A healing garden is in bloom again
Wilmot Botanical Gardens is an oasis on UF’s campus. Situated in the bustling health science center portion of campus, the garden and its greenhouse serve as a respite for patients and their caregivers at UF Health. Being part of a land-grant university, it is uniquely positioned to collaborate with the UF College of Medicine and UF/IFAS. These provide for educational opportunities and interactions, such as unique therapy programs.
“We make it easy for so many people to experience being in nature,” said Bailey Hillman, who serves as the business manager for Wilmot Gardens, which is free and open to the public between dawn and dusk.
Hillman helps the Garden put on twice a year plant sales, which are a large part of its fundraising, and has also helped increase community awareness. “We have a little jewel here.”
Since winter, a beautification effort has been underway, led by the director of Wilmot Gardens, Dr. C. Craig Tisher, who served as Dean of the College of Medicine until 2007.
The garden, originally planted as a camellia garden, was established in the 1950s to honor the passing of Royal James “Roy” Wilmot, a UF horticulturist who was both a national authority on camellias and founding member of the American Camellia Society. Prior to the initiative led by Dr. Tisher to restore the gardens, which began in 2006, the once beautiful site sat in neglect for many years, during which time many of the original plant specimens were lost. A recently awarded grant will allow for the relocation of approximately 125 large established camellia specimens from a private collection in Ocala, Florida to the gardens to replace many that were lost during periods of neglect.

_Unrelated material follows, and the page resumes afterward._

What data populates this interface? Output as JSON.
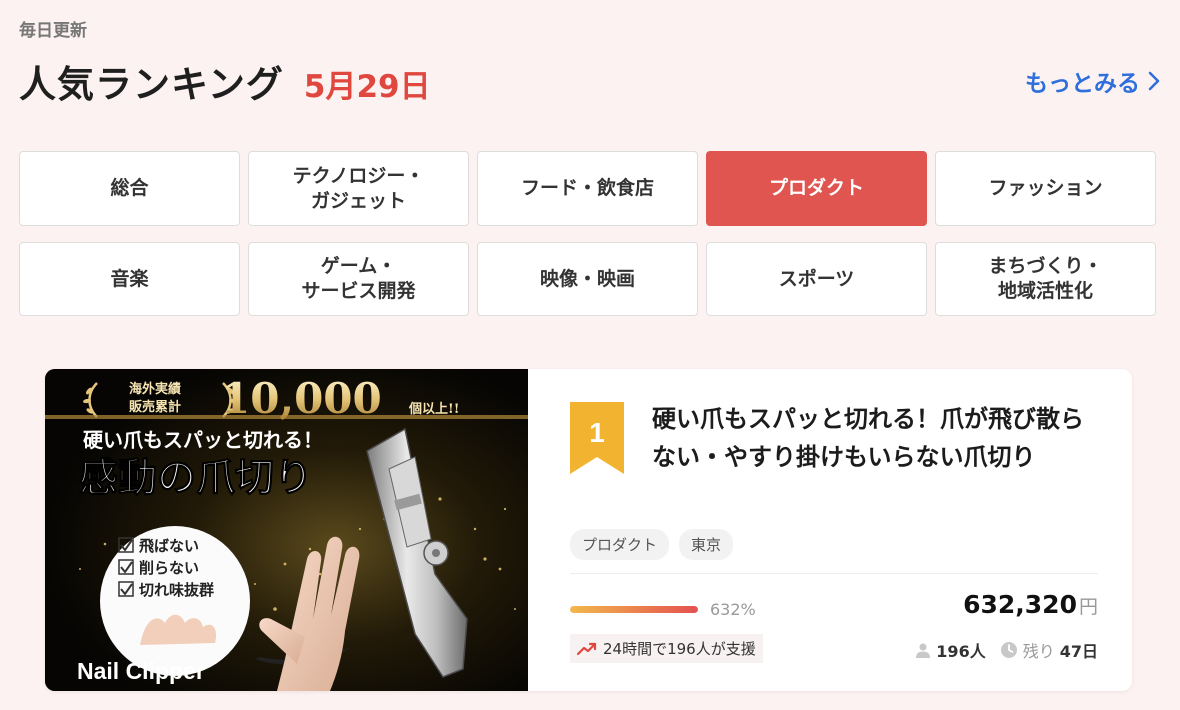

“There are not many programs out there like ours,” says Leah Diehl, director of therapeutic horticulture, which helps people find a sense of ownership by being part of the community that takes care of plants here.
“One of the things that makes UF’s therapeutic horticulture program unique is that we have research, education, multidisciplinary collaboration and clinical programming taking place. Most programs are set up to do one of two of those things.”
Wilmot Gardens has had a volunteer therapy program from the beginning, and is now in the process of creating three new courses that will be part of an undergraduate certificate program in horticultural therapy offered through the Environmental Horticulture Department. The first course, which will be online starting in the fall semester, has already received inquiries from overseas, she said.
“There is a lot of interdisciplinary involvement with the College of Medicine and beyond,” said Diehl, adding that the College of Engineering helped with the equipment in the greenhouse.
Volunteers must complete a special training, and many are students from all majors.
“Exposure to plants and nature is good for us, and helps us disconnect from the stressors of our lives, whether those are disease or other things,” said Diehl. “Many who are fighting disease feel that they cannot contribute to society, and one of my goals is to build their self esteem through growing plants. Plants are something that society values.”
The Wilmot Botanical Gardens Spring Plant Sale Fundraiser is April 12 and 13.